- **WORK INSTRUCTION**:
Whichever lines of the material contain "Different", copy each of them.

*** Opening TASK MATERIAL ***

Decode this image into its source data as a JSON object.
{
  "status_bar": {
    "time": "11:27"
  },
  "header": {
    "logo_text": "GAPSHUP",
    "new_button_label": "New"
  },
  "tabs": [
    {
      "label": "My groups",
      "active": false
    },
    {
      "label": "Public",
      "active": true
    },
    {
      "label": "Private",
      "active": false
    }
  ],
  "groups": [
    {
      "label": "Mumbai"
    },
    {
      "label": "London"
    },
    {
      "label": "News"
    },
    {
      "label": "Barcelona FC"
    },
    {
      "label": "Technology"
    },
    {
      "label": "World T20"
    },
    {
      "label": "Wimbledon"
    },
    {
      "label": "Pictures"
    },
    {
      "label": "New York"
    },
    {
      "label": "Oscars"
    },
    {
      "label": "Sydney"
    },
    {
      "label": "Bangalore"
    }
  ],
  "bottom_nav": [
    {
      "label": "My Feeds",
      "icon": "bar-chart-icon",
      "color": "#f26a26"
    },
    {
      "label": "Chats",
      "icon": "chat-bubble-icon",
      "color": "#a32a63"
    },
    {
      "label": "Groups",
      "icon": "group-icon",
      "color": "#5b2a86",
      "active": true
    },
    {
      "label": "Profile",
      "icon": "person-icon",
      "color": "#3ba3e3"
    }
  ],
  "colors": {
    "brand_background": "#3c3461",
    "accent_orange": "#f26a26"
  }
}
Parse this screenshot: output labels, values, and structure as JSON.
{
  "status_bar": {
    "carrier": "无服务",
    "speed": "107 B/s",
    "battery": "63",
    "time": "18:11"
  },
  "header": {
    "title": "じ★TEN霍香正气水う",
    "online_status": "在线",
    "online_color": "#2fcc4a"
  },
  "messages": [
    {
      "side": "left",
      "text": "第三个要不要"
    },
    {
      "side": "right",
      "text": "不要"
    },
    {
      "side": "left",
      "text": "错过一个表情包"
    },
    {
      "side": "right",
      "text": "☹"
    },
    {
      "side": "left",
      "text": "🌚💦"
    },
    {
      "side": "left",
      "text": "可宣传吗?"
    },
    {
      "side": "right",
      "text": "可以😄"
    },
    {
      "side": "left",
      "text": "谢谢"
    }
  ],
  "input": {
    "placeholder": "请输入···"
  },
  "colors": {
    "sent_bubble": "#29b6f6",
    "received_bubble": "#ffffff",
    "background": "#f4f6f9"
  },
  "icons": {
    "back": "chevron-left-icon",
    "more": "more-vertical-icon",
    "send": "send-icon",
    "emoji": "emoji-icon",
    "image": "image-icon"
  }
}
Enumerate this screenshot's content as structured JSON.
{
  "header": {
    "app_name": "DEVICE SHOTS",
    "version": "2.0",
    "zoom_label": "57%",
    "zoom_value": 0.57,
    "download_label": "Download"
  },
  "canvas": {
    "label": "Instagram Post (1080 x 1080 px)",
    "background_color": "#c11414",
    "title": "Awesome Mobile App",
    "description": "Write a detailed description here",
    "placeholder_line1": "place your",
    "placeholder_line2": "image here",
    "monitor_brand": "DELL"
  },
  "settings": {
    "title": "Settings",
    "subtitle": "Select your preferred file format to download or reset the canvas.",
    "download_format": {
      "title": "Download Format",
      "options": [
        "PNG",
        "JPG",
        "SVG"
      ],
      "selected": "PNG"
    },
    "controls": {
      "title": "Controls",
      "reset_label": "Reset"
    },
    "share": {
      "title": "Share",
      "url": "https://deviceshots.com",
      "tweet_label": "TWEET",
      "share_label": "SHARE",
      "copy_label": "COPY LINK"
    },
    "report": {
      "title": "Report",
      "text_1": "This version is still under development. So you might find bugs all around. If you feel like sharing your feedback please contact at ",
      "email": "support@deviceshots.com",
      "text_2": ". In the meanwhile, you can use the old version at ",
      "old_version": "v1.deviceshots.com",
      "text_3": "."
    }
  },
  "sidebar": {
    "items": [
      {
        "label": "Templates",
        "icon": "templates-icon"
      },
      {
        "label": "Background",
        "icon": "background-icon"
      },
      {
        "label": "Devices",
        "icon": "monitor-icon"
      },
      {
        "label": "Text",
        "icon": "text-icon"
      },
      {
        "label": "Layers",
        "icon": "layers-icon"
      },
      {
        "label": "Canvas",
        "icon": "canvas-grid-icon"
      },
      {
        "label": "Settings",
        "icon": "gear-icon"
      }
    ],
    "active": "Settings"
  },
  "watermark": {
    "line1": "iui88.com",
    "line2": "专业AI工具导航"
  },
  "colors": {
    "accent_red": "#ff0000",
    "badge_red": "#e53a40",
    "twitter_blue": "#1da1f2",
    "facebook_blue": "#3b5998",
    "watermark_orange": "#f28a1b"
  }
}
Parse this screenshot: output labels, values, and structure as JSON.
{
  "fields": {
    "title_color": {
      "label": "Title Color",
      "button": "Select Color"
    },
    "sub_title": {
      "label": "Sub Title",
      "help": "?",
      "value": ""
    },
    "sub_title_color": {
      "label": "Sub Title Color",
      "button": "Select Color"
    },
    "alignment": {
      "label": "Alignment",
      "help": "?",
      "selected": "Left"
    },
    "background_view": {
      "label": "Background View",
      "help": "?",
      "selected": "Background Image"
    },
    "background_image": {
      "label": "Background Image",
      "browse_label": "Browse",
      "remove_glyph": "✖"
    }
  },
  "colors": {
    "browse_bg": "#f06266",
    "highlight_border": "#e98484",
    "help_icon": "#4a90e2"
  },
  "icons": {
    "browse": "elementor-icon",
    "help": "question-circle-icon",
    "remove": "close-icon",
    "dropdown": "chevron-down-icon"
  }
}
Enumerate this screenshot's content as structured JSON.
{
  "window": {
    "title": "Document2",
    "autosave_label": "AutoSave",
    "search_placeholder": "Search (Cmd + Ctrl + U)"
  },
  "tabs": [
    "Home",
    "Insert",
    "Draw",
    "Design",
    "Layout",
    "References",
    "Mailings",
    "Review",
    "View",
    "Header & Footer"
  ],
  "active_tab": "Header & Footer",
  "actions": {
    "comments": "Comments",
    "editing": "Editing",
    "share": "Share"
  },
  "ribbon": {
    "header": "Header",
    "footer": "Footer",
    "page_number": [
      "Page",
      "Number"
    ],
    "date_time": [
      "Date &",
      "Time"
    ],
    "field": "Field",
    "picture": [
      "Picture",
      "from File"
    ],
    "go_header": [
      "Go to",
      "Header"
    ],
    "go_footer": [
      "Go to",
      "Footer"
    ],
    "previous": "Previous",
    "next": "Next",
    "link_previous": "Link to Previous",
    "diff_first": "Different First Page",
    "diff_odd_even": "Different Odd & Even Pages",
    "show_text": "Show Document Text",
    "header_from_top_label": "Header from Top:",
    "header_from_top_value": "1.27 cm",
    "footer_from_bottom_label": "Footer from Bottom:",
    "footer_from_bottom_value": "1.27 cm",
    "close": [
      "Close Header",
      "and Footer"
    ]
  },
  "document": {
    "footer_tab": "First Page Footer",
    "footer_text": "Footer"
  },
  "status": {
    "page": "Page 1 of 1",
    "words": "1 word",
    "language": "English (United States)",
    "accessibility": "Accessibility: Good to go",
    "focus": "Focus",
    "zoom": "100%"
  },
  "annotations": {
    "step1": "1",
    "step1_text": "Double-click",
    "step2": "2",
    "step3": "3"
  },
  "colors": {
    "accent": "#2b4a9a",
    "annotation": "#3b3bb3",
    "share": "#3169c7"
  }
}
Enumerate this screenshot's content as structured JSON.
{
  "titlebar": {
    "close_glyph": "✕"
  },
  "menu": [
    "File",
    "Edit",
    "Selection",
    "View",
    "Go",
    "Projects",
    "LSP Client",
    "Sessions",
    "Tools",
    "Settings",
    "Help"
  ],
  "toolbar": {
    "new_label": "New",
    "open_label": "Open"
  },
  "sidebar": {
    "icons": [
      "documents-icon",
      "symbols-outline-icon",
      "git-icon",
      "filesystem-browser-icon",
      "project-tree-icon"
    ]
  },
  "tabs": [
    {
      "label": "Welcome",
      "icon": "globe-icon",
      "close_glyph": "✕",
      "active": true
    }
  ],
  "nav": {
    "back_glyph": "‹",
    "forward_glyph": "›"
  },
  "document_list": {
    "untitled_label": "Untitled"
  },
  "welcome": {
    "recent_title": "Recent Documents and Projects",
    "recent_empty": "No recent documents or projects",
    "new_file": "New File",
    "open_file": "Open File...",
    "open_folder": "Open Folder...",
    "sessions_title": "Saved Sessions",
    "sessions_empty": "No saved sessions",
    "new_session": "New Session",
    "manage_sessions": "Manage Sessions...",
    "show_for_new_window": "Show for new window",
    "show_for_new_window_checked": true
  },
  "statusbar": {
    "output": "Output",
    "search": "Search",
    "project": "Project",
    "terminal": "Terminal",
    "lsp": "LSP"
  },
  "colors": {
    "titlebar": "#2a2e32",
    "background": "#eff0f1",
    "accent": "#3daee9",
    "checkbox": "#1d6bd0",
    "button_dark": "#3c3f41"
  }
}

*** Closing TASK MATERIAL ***

- **YOUR RESPONSE**:
    "diff_first": "Different First Page",
    "diff_odd_even": "Different Odd & Even Pages",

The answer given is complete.